Media Releases

Olympic gender inequalities persist: Report

April 9, 2013

TORONTO, ON – The 2012 Lon­don Olympics marked the first time in his­to­ry that women were rep­re­sent­ed in every sport and that all of the 204 par­tic­i­pat­ing coun­tries includ­ed female ath­letes. IOC pres­i­dent Jacques Rogge called it “a major boost for gen­der equal­i­ty.” Yet, male ath­letes still had more events to par­tic­i­pate in and medals to vie for, accord­ing to a new report pub­lished by the Uni­ver­si­ty of Toronto’s Cen­tre for Sport Pol­i­cy Stud­ies.

The report shared results of a gen­der audit of the 2012 Games, con­duct­ed by Pro­fes­sor Peter Don­nel­ly, direc­tor of the cen­tre, and Dr. Michele K. Don­nel­ly, from the Uni­ver­si­ty of South­ern Cal­i­for­nia. The researchers found that there were over 1,200 more male ath­letes than female ath­letes com­pet­ing in Lon­don, and that there were 30 more events open to men than to women. Per­haps most strik­ing was their find­ing that gen­der dif­fer­ences were evi­dent in almost half of the 302 events. These ranged from dif­fer­ences in the num­ber of men and women per­mit­ted to com­pete in an event, to dis­crep­an­cies in race dis­tances, to incon­sis­ten­cy in rules and equip­ment.

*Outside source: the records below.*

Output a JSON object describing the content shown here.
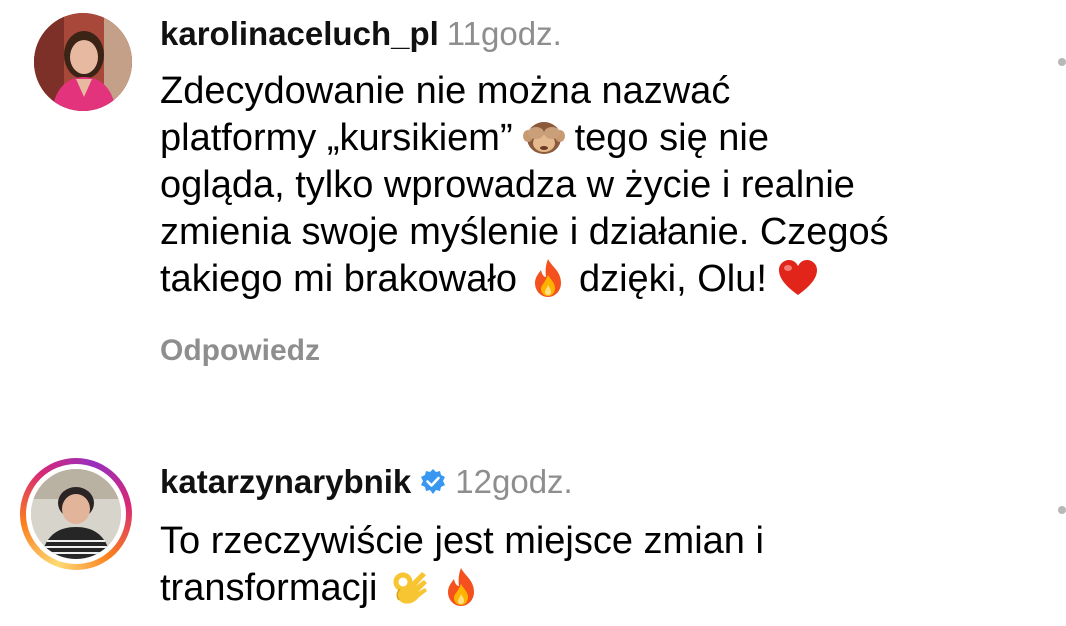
{
  "comments": [
    {
      "username": "karolinaceluch_pl",
      "time": "11godz.",
      "verified": false,
      "lines": [
        {
          "before": "Zdecydowanie nie można nazwać",
          "emoji": null,
          "after": ""
        },
        {
          "before": "platformy „kursikiem”",
          "emoji": "see-no-evil-monkey-icon",
          "after": "tego się nie"
        },
        {
          "before": "ogląda, tylko wprowadza w życie i realnie",
          "emoji": null,
          "after": ""
        },
        {
          "before": "zmienia swoje myślenie i działanie. Czegoś",
          "emoji": null,
          "after": ""
        },
        {
          "before": "takiego mi brakowało",
          "emoji": "fire-icon",
          "after": "dzięki, Olu!"
        }
      ],
      "trailing_emoji": "red-heart-icon",
      "reply_label": "Odpowiedz"
    },
    {
      "username": "katarzynarybnik",
      "time": "12godz.",
      "verified": true,
      "lines": [
        {
          "before": "To rzeczywiście jest miejsce zmian i",
          "emoji": null,
          "after": ""
        },
        {
          "before": "transformacji",
          "emoji": "ok-hand-icon",
          "after": ""
        }
      ],
      "trailing_emoji": "fire-icon"
    }
  ],
  "colors": {
    "username": "#111111",
    "meta_gray": "#8e8e8e",
    "verified_blue": "#3897f0"
  }
}
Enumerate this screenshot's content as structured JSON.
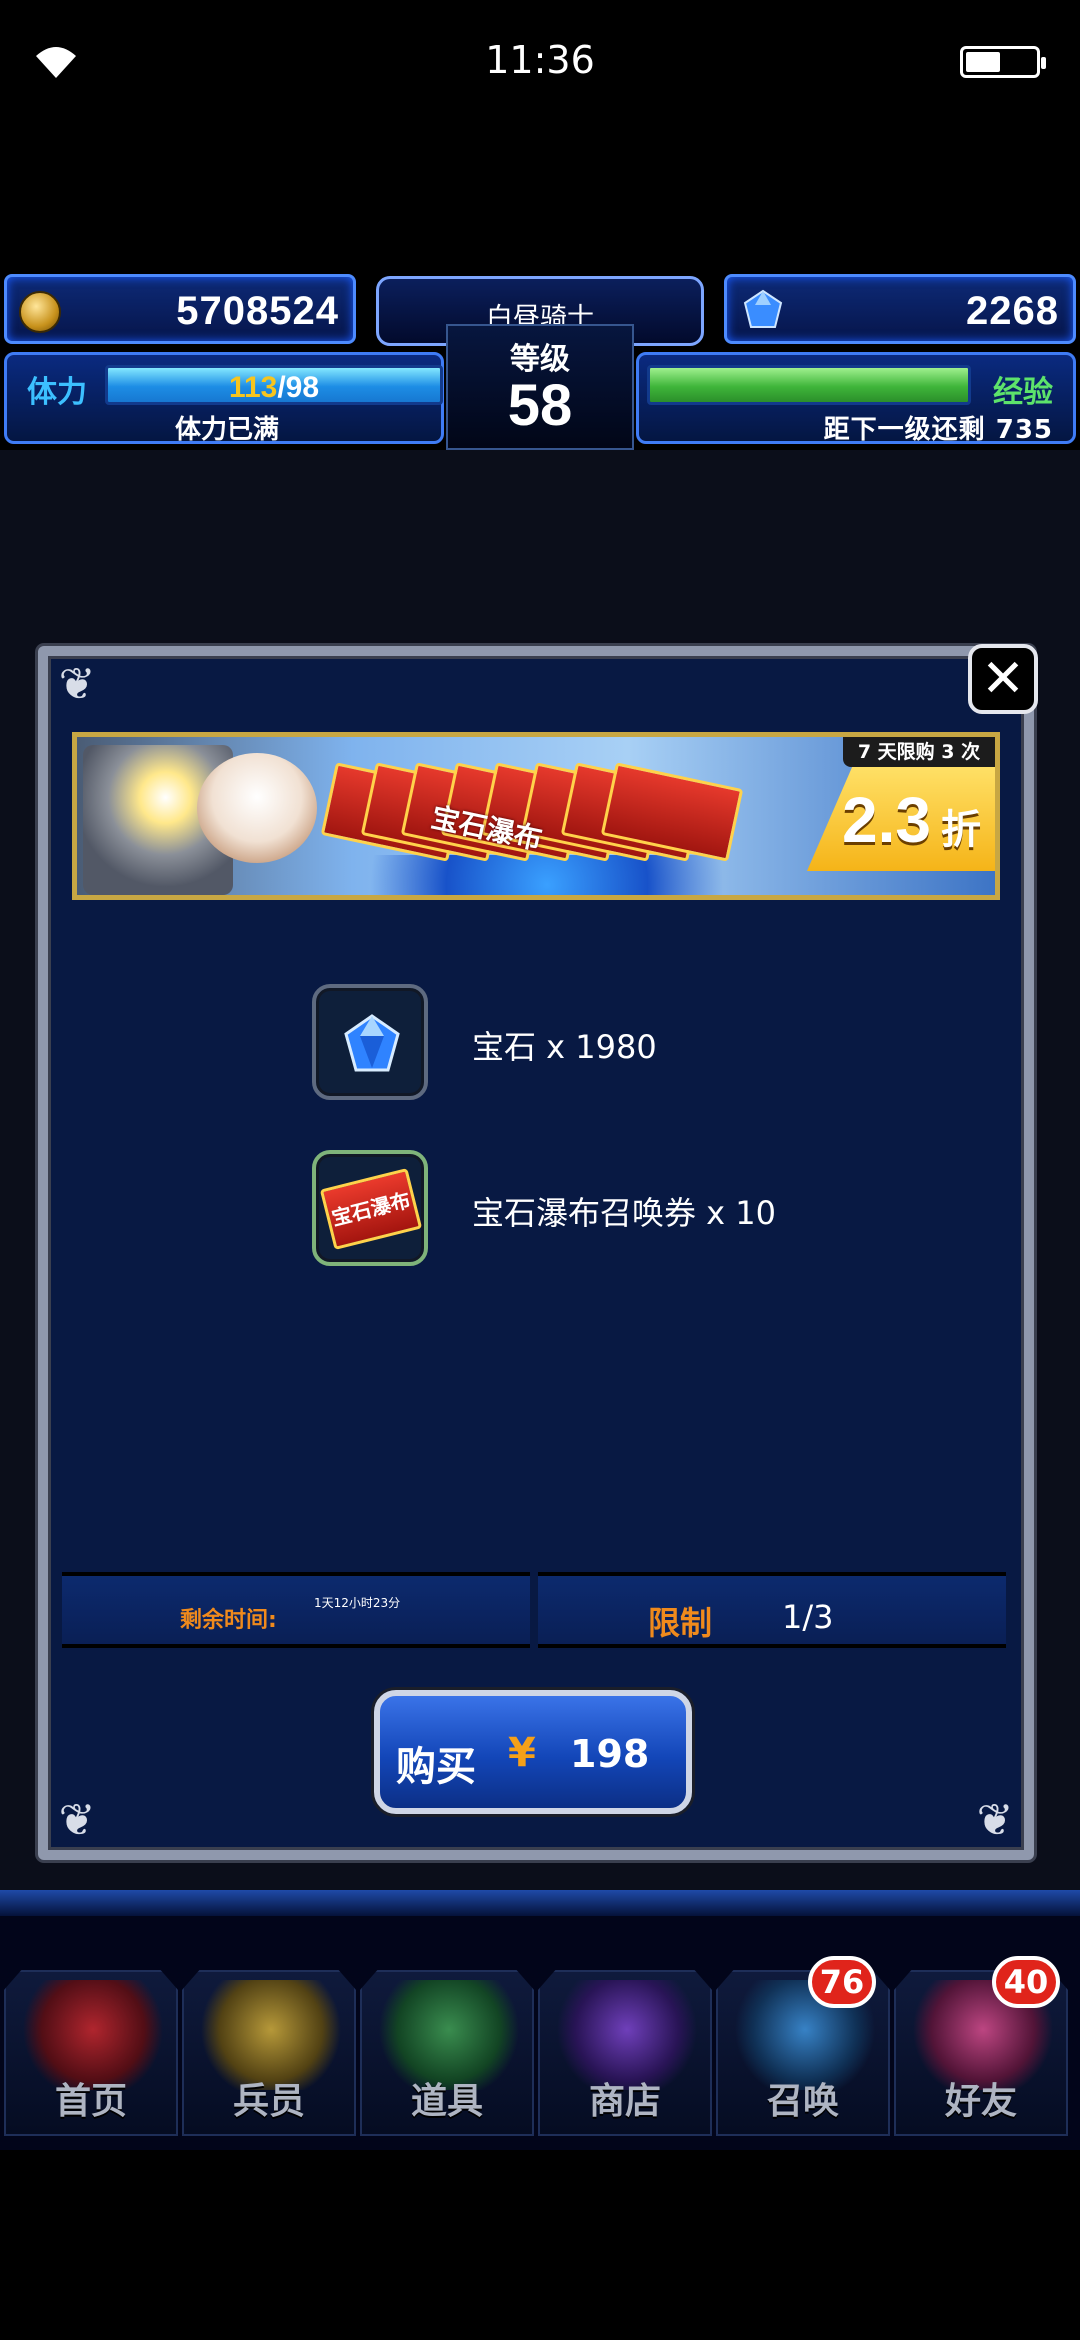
{
  "status_bar": {
    "time": "11:36"
  },
  "hud": {
    "gold": "5708524",
    "gems": "2268",
    "title": "白昼骑士",
    "level_label": "等级",
    "level": "58",
    "stamina_label": "体力",
    "stamina_current": "113",
    "stamina_max": "/98",
    "stamina_status": "体力已满",
    "stamina_fill": 1.0,
    "exp_label": "经验",
    "exp_remaining_text": "距下一级还剩 735",
    "exp_fill": 1.0
  },
  "modal": {
    "banner": {
      "ticket_text": "宝石瀑布",
      "limit_badge": "7 天限购 3 次",
      "discount": "2.3",
      "discount_unit": "折"
    },
    "items": [
      {
        "label": "宝石 x 1980",
        "icon": "gem-icon"
      },
      {
        "label": "宝石瀑布召唤券 x 10",
        "icon": "ticket-icon",
        "icon_text": "宝石瀑布"
      }
    ],
    "remaining_label": "剩余时间:",
    "remaining_value": "1天12小时23分",
    "limit_label": "限制",
    "limit_value": "1/3",
    "buy_label": "购买",
    "currency_symbol": "¥",
    "price": "198"
  },
  "bottom_nav": [
    {
      "label": "首页",
      "color": "#c2272d"
    },
    {
      "label": "兵员",
      "color": "#c9a73a"
    },
    {
      "label": "道具",
      "color": "#3f9a52"
    },
    {
      "label": "商店",
      "color": "#7a44c9"
    },
    {
      "label": "召唤",
      "color": "#3c8ed6",
      "badge": "76"
    },
    {
      "label": "好友",
      "color": "#d04b8a",
      "badge": "40"
    }
  ]
}
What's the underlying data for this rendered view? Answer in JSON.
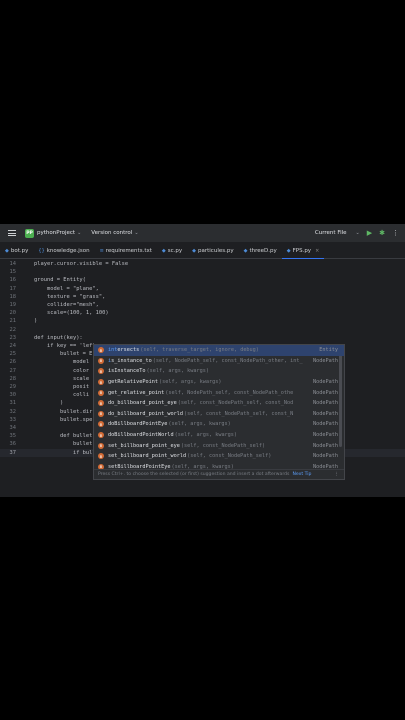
{
  "toolbar": {
    "project_badge": "PP",
    "project_name": "pythonProject",
    "version_control": "Version control",
    "run_config": "Current File"
  },
  "tabs": [
    {
      "label": "bot.py"
    },
    {
      "label": "knowledge.json"
    },
    {
      "label": "requirements.txt"
    },
    {
      "label": "sc.py"
    },
    {
      "label": "particules.py"
    },
    {
      "label": "threeD.py"
    },
    {
      "label": "FPS.py",
      "active": true
    }
  ],
  "code_lines": [
    {
      "n": "",
      "text": "player.cursor.visible = False",
      "top": 0
    },
    {
      "n": "14",
      "text": "player.cursor.visible = False"
    },
    {
      "n": "15",
      "text": ""
    },
    {
      "n": "16",
      "text": "ground = Entity("
    },
    {
      "n": "17",
      "text": "    model = \"plane\","
    },
    {
      "n": "18",
      "text": "    texture = \"grass\","
    },
    {
      "n": "19",
      "text": "    collider=\"mesh\","
    },
    {
      "n": "20",
      "text": "    scale=(100, 1, 100)"
    },
    {
      "n": "21",
      "text": ")"
    },
    {
      "n": "22",
      "text": ""
    },
    {
      "n": "23",
      "text": "def input(key):"
    },
    {
      "n": "24",
      "text": "    if key == 'left"
    },
    {
      "n": "25",
      "text": "        bullet = E"
    },
    {
      "n": "26",
      "text": "            model"
    },
    {
      "n": "27",
      "text": "            color"
    },
    {
      "n": "28",
      "text": "            scale"
    },
    {
      "n": "29",
      "text": "            posit"
    },
    {
      "n": "30",
      "text": "            colli"
    },
    {
      "n": "31",
      "text": "        )"
    },
    {
      "n": "32",
      "text": "        bullet.dir"
    },
    {
      "n": "33",
      "text": "        bullet.spe"
    },
    {
      "n": "34",
      "text": ""
    },
    {
      "n": "35",
      "text": "        def bullet"
    },
    {
      "n": "36",
      "text": "            bullet"
    },
    {
      "n": "37",
      "text": "            if bullet.int"
    }
  ],
  "completion": {
    "items": [
      {
        "match": "int",
        "before": "",
        "after": "ersects",
        "sig": "(self, traverse_target, ignore, debug)",
        "type": "Entity"
      },
      {
        "match": "i",
        "before": "",
        "after": "s_instance_to",
        "sig": "(self, NodePath_self, const_NodePath_other, int_",
        "type": "NodePath"
      },
      {
        "match": "",
        "before": "",
        "after": "isInstanceTo",
        "sig": "(self, args, kwargs)",
        "type": ""
      },
      {
        "match": "",
        "before": "",
        "after": "getRelativePoint",
        "sig": "(self, args, kwargs)",
        "type": "NodePath"
      },
      {
        "match": "",
        "before": "",
        "after": "get_relative_point",
        "sig": "(self, NodePath_self, const_NodePath_othe",
        "type": "NodePath"
      },
      {
        "match": "",
        "before": "",
        "after": "do_billboard_point_eye",
        "sig": "(self, const_NodePath_self, const_Nod",
        "type": "NodePath"
      },
      {
        "match": "",
        "before": "",
        "after": "do_billboard_point_world",
        "sig": "(self, const_NodePath_self, const_N",
        "type": "NodePath"
      },
      {
        "match": "",
        "before": "",
        "after": "doBillboardPointEye",
        "sig": "(self, args, kwargs)",
        "type": "NodePath"
      },
      {
        "match": "",
        "before": "",
        "after": "doBillboardPointWorld",
        "sig": "(self, args, kwargs)",
        "type": "NodePath"
      },
      {
        "match": "",
        "before": "",
        "after": "set_billboard_point_eye",
        "sig": "(self, const_NodePath_self)",
        "type": "NodePath"
      },
      {
        "match": "",
        "before": "",
        "after": "set_billboard_point_world",
        "sig": "(self, const_NodePath_self)",
        "type": "NodePath"
      },
      {
        "match": "",
        "before": "",
        "after": "setBillboardPointEye",
        "sig": "(self, args, kwargs)",
        "type": "NodePath"
      }
    ],
    "footer_hint": "Press Ctrl+. to choose the selected (or first) suggestion and insert a dot afterwards",
    "footer_link": "Next Tip"
  }
}
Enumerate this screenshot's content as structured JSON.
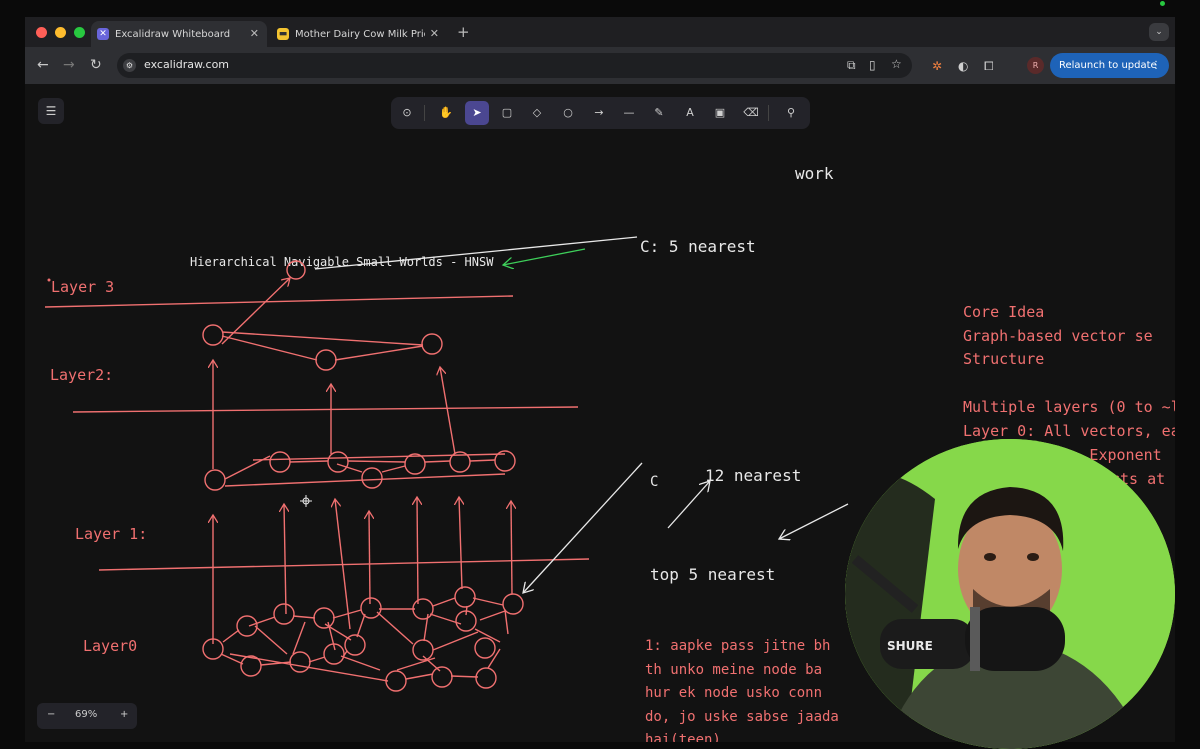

“We have called on the IOC, as the gate­keep­ers of the Olympics, to make a final com­mit­ment to gen­der equal­i­ty at the Games in terms of an equal num­ber of events for men and women, and near equiv­a­lence in the num­ber of par­tic­i­pants,” says Peter Don­nel­ly.

The authors cred­it the IOC for the progress to date, espe­cial­ly in the last 15 years, but they argue that the orga­ni­za­tion can still do more. “The IOC is ide­al­ly locat­ed to be the moral leader in tak­ing these final steps towards gen­der equal­i­ty and to per­suade the inter­na­tion­al fed­er­a­tions that only gen­der equal events will be per­mit­ted at the Games,” says Peter Don­nel­ly. “Why wait any longer?”

The full report, The Lon­don 2012 Olympics: A Gen­der Equal­i­ty Audit, is avail­able online here.


For more infor­ma­tion, con­tact:

Pro­fes­sor Peter Don­nel­ly, direc­tor of U of T’s Cen­tre for Sport Pol­i­cy Stud­ies at: or 416–946-5071

Valerie Ian­covich, com­mu­ni­ca­tions spe­cial­ist, Fac­ul­ty of Kine­si­ol­o­gy and Phys­i­cal Edu­ca­tion at:  or 416–946-3713

Dr. Michele Don­nel­ly, Uni­ver­si­ty of South­ern Cal­i­for­nia at:  or 734–645-3297

Suzanne Wu, Direc­tor of Research Com­mu­ni­ca­tions, Uni­ver­si­ty of South­ern Cal­i­for­nia  at: or 213–740-0252